About this exercise :: The data beneath this task has to be reprinted character for character.

Exercise materials ::
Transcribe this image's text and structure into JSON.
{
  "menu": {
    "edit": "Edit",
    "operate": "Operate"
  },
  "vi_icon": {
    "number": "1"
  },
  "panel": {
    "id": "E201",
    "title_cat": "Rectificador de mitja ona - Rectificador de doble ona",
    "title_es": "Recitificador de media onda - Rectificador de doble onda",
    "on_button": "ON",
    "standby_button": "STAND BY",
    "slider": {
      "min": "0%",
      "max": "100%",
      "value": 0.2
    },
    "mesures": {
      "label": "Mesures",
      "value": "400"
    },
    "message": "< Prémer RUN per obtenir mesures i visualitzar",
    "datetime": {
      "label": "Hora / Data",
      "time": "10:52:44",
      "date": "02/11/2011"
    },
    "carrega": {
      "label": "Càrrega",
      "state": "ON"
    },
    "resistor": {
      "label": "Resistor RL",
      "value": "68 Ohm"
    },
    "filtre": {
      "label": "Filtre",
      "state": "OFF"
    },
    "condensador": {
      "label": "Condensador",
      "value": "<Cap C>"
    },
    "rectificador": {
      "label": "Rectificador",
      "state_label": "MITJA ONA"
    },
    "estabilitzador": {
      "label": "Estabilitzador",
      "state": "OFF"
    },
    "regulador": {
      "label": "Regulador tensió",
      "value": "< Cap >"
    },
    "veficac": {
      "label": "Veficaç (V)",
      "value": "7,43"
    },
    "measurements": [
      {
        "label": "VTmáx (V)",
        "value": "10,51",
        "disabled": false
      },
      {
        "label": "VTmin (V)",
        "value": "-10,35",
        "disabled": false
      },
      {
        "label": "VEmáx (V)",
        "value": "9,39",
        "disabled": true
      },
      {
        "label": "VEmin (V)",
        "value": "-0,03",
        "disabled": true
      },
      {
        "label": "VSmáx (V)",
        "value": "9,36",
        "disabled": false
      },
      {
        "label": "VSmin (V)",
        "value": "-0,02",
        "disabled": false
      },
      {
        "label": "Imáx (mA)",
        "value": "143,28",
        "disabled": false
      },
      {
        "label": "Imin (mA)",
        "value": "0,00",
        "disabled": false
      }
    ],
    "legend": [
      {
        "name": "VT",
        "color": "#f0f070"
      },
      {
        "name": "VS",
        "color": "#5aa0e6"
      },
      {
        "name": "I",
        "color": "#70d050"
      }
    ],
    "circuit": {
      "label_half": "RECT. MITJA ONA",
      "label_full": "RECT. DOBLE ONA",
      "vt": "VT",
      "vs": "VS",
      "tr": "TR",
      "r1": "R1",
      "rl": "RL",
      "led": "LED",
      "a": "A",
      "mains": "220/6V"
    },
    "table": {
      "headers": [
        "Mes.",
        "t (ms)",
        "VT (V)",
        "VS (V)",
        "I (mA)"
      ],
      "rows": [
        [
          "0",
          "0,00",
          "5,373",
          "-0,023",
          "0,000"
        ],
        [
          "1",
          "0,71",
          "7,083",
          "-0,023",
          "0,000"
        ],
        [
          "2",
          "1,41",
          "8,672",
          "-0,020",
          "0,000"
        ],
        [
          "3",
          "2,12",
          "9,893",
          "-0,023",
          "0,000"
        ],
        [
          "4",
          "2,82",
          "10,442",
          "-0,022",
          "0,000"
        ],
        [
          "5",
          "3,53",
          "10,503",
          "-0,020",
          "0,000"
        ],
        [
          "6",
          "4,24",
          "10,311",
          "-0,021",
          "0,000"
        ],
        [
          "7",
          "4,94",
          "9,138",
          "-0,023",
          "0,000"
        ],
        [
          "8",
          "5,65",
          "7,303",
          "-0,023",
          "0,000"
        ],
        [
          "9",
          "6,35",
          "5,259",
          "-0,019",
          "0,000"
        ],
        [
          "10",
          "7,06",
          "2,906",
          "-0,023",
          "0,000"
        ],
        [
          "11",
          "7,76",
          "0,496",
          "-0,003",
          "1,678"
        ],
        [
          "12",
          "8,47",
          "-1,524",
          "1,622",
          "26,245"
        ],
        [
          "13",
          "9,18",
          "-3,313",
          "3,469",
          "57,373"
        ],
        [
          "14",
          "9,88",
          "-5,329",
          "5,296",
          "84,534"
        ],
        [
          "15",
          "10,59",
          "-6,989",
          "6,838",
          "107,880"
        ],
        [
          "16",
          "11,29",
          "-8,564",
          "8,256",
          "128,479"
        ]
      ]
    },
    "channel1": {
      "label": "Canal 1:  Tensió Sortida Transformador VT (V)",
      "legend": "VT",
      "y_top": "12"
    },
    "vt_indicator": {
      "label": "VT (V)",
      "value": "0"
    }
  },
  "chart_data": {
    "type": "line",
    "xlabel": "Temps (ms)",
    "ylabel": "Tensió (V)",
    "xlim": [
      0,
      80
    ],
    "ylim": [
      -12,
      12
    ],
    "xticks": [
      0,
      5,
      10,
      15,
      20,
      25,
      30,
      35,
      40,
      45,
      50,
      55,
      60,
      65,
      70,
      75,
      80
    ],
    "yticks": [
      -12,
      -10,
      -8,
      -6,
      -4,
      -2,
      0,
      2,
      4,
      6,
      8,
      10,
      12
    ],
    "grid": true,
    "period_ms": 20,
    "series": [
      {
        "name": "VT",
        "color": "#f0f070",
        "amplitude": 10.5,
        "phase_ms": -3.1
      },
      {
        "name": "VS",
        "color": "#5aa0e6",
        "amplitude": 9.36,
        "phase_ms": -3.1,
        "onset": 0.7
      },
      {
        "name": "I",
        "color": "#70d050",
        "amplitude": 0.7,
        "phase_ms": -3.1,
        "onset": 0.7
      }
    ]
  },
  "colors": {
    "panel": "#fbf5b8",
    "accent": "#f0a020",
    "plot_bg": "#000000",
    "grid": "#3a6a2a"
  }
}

Expected answer ::
Transcribe this image's text and structure into JSON.
{
  "menu": {
    "edit": "Edit",
    "operate": "Operate"
  },
  "vi_icon": {
    "number": "1"
  },
  "panel": {
    "id": "E201",
    "title_cat": "Rectificador de mitja ona - Rectificador de doble ona",
    "title_es": "Recitificador de media onda - Rectificador de doble onda",
    "on_button": "ON",
    "standby_button": "STAND BY",
    "slider": {
      "min": "0%",
      "max": "100%",
      "value": 0.2
    },
    "mesures": {
      "label": "Mesures",
      "value": "400"
    },
    "message": "< Prémer RUN per obtenir mesures i visualitzar",
    "datetime": {
      "label": "Hora / Data",
      "time": "10:52:44",
      "date": "02/11/2011"
    },
    "carrega": {
      "label": "Càrrega",
      "state": "ON"
    },
    "resistor": {
      "label": "Resistor RL",
      "value": "68 Ohm"
    },
    "filtre": {
      "label": "Filtre",
      "state": "OFF"
    },
    "condensador": {
      "label": "Condensador",
      "value": "<Cap C>"
    },
    "rectificador": {
      "label": "Rectificador",
      "state_label": "MITJA ONA"
    },
    "estabilitzador": {
      "label": "Estabilitzador",
      "state": "OFF"
    },
    "regulador": {
      "label": "Regulador tensió",
      "value": "< Cap >"
    },
    "veficac": {
      "label": "Veficaç (V)",
      "value": "7,43"
    },
    "measurements": [
      {
        "label": "VTmáx (V)",
        "value": "10,51",
        "disabled": false
      },
      {
        "label": "VTmin (V)",
        "value": "-10,35",
        "disabled": false
      },
      {
        "label": "VEmáx (V)",
        "value": "9,39",
        "disabled": true
      },
      {
        "label": "VEmin (V)",
        "value": "-0,03",
        "disabled": true
      },
      {
        "label": "VSmáx (V)",
        "value": "9,36",
        "disabled": false
      },
      {
        "label": "VSmin (V)",
        "value": "-0,02",
        "disabled": false
      },
      {
        "label": "Imáx (mA)",
        "value": "143,28",
        "disabled": false
      },
      {
        "label": "Imin (mA)",
        "value": "0,00",
        "disabled": false
      }
    ],
    "legend": [
      {
        "name": "VT",
        "color": "#f0f070"
      },
      {
        "name": "VS",
        "color": "#5aa0e6"
      },
      {
        "name": "I",
        "color": "#70d050"
      }
    ],
    "circuit": {
      "label_half": "RECT. MITJA ONA",
      "label_full": "RECT. DOBLE ONA",
      "vt": "VT",
      "vs": "VS",
      "tr": "TR",
      "r1": "R1",
      "rl": "RL",
      "led": "LED",
      "a": "A",
      "mains": "220/6V"
    },
    "table": {
      "headers": [
        "Mes.",
        "t (ms)",
        "VT (V)",
        "VS (V)",
        "I (mA)"
      ],
      "rows": [
        [
          "0",
          "0,00",
          "5,373",
          "-0,023",
          "0,000"
        ],
        [
          "1",
          "0,71",
          "7,083",
          "-0,023",
          "0,000"
        ],
        [
          "2",
          "1,41",
          "8,672",
          "-0,020",
          "0,000"
        ],
        [
          "3",
          "2,12",
          "9,893",
          "-0,023",
          "0,000"
        ],
        [
          "4",
          "2,82",
          "10,442",
          "-0,022",
          "0,000"
        ],
        [
          "5",
          "3,53",
          "10,503",
          "-0,020",
          "0,000"
        ],
        [
          "6",
          "4,24",
          "10,311",
          "-0,021",
          "0,000"
        ],
        [
          "7",
          "4,94",
          "9,138",
          "-0,023",
          "0,000"
        ],
        [
          "8",
          "5,65",
          "7,303",
          "-0,023",
          "0,000"
        ],
        [
          "9",
          "6,35",
          "5,259",
          "-0,019",
          "0,000"
        ],
        [
          "10",
          "7,06",
          "2,906",
          "-0,023",
          "0,000"
        ],
        [
          "11",
          "7,76",
          "0,496",
          "-0,003",
          "1,678"
        ],
        [
          "12",
          "8,47",
          "-1,524",
          "1,622",
          "26,245"
        ],
        [
          "13",
          "9,18",
          "-3,313",
          "3,469",
          "57,373"
        ],
        [
          "14",
          "9,88",
          "-5,329",
          "5,296",
          "84,534"
        ],
        [
          "15",
          "10,59",
          "-6,989",
          "6,838",
          "107,880"
        ],
        [
          "16",
          "11,29",
          "-8,564",
          "8,256",
          "128,479"
        ]
      ]
    },
    "channel1": {
      "label": "Canal 1:  Tensió Sortida Transformador VT (V)",
      "legend": "VT",
      "y_top": "12"
    },
    "vt_indicator": {
      "label": "VT (V)",
      "value": "0"
    }
  },
  "chart_data": {
    "type": "line",
    "xlabel": "Temps (ms)",
    "ylabel": "Tensió (V)",
    "xlim": [
      0,
      80
    ],
    "ylim": [
      -12,
      12
    ],
    "xticks": [
      0,
      5,
      10,
      15,
      20,
      25,
      30,
      35,
      40,
      45,
      50,
      55,
      60,
      65,
      70,
      75,
      80
    ],
    "yticks": [
      -12,
      -10,
      -8,
      -6,
      -4,
      -2,
      0,
      2,
      4,
      6,
      8,
      10,
      12
    ],
    "grid": true,
    "period_ms": 20,
    "series": [
      {
        "name": "VT",
        "color": "#f0f070",
        "amplitude": 10.5,
        "phase_ms": -3.1
      },
      {
        "name": "VS",
        "color": "#5aa0e6",
        "amplitude": 9.36,
        "phase_ms": -3.1,
        "onset": 0.7
      },
      {
        "name": "I",
        "color": "#70d050",
        "amplitude": 0.7,
        "phase_ms": -3.1,
        "onset": 0.7
      }
    ]
  },
  "colors": {
    "panel": "#fbf5b8",
    "accent": "#f0a020",
    "plot_bg": "#000000",
    "grid": "#3a6a2a"
  }
}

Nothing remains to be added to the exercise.